All the Money in the World: How the Forbes 400 Make--and Spend--Their Fortunes
Published to coincide with the twenty-fifth anniversary of the Forbes 400, All the Money in the World, the work of a team of prominent editors and business writers, goes behind the celebrated list to paint a vivid and revealing portrait of the wealthiest Americans of the past quarter century. Abundantly anecdotal, with insights gleaned from original research, interviews with Forbes 400 members, and never-before-compiled data, it is filled with illuminating “infographics”—tables, sidebars, factoids. The book shows how the superrich succeed, how fortunes are made in various industries, and how, once made, they are saved, enhanced, and sometimes squandered.
From Wall Street to the West Coast, from blue-collar billionaires to blue-blood fortunes, from the Google guys to hedge fund honchos, All the Money in the World gives us the lowdown on, among other things: the all-time richest Americans, who made and lost the most money in the past twenty-five years, the fields and industries that have produced the greatest wealth, the biggest risk takers, the most competitive players, the most wasteful family feuds, the trophy wives, the most conspicuous consumers, the biggest art collectors, the most and least generous philanthropists.
Produced in collaboration with Forbes magazine, All the Money in the World is a vastly entertaining, behind-the-scenes look at today’s Big Rich, a subject of enduring fascination to all Americans.
Seattle—and with fewer than eight hundred students in grades 5 to 12—is the clear winner. Bill Gates and Microsoft cofounder Paul Allen (2006 combined net worth: $69 billion), its two most famous grads, got their start at the school on a computer provided partly by Lakeside’s Mothers’ Association. A 1968 grad, Craig McCaw (2006 net worth: $2.1 billion), subsequently turned a family business into a cell-phone empire before selling it to AT&T. And the Pigott family (1995 net worth: $777 million),
Mayo, simply “mitigates risks and opens doors.” Google CEO Eric Schmidt (2006 net worth: $5.2 billion) adds another beneﬁt to that mix. He believes that the United States’ high-tech economy demands the type of technical skills acquired through advanced education. “Intelligence and drive have always been basic requirements for success in this country,” he has said. “What’s 1983 different today is that it’s getting harder from the pages of Forbes to succeed if you are not extremely well Lamar Hunt,
represented 2.8 percent of the GDP. By 2006 that ﬁgure had risen to 9.5 percent. (The percentage actually reached 12.2 percent of the GDP in 2000, during the Internet boom.) More generally, in 2005 the wealthiest 1 percent of Americans claimed a percentage of the national income not equaled since 1928. Only the Gilded Age, the period from the Civil War to the 1890s, and the 1920s can withstand comparison to the last twenty-ﬁve years in terms of wealth accumulation. For many people (not least,
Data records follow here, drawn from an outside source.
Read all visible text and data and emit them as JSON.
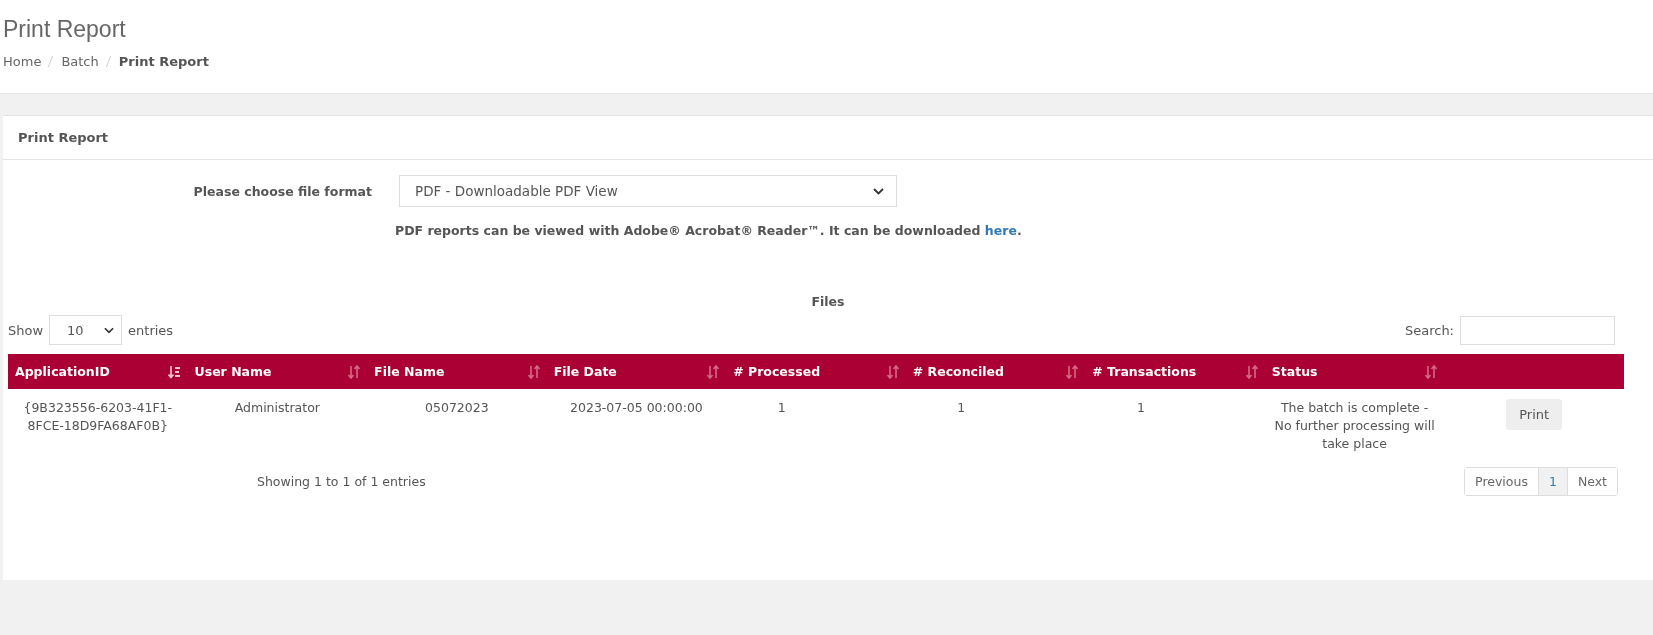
{
  "page_title": "Print Report",
  "breadcrumb": [
    {
      "label": "Home",
      "current": false
    },
    {
      "label": "Batch",
      "current": false
    },
    {
      "label": "Print Report",
      "current": true
    }
  ],
  "panel": {
    "title": "Print Report",
    "format_label": "Please choose file format",
    "format_value": "PDF - Downloadable PDF View",
    "note": "PDF reports can be viewed with Adobe® Acrobat® Reader™. It can be downloaded ",
    "note_link": "here",
    "note_end": ".",
    "table_title": "Files",
    "show_label": "Show",
    "page_size": "10",
    "entries_label": "entries",
    "search_label": "Search:",
    "columns": [
      {
        "label": "ApplicationID",
        "sorted": true
      },
      {
        "label": "User Name",
        "sorted": false
      },
      {
        "label": "File Name",
        "sorted": false
      },
      {
        "label": "File Date",
        "sorted": false
      },
      {
        "label": "# Processed",
        "sorted": false
      },
      {
        "label": "# Reconciled",
        "sorted": false
      },
      {
        "label": "# Transactions",
        "sorted": false
      },
      {
        "label": "Status",
        "sorted": false
      }
    ],
    "rows": [
      {
        "cells": [
          "{9B323556-6203-41F1-8FCE-18D9FA68AF0B}",
          "Administrator",
          "05072023",
          "2023-07-05 00:00:00",
          "1",
          "1",
          "1",
          "The batch is complete - No further processing will take place"
        ],
        "action": "Print"
      }
    ],
    "info": "Showing 1 to 1 of 1 entries",
    "pagination": [
      {
        "label": "Previous",
        "disabled": true,
        "selected": false
      },
      {
        "label": "1",
        "disabled": false,
        "selected": true
      },
      {
        "label": "Next",
        "disabled": true,
        "selected": false
      }
    ]
  }
}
Twelve families who possess “old money”—bearing names such as Du Pont, Ford, Frick, Rockefeller, Harriman, Hunt, Hearst, and Whitney—represented 21.4 percent of the list in 1982. They had declined to 1.7 percent in 2006. In addition to the departing Du Ponts, there is only 1 Mellon (down from 6 in 1982), and only David Rockefeller remains to represent his clan (down from 14 in 1982). Inherited money is, as a rule, not invested particularly well and dwindles over generations, as more heirs make
state pension funds and big endowments before anyone else,” says a Wall Street insider, “and said, ‘We can get you outsize returns.’ ” Rather than 8 percent from blue-chip stocks and 3 to 4 percent from bonds (pension funds’ usual returns), Kohlberg, Kravis, and Roberts had a track record of 30 to 40 percent returns by the early 1980s. At ﬁrst KKR had ground out small margins with gritty manufacturing companies. But in 1979, after its ﬁrst LBO of New York Stock Exchange company Houdaille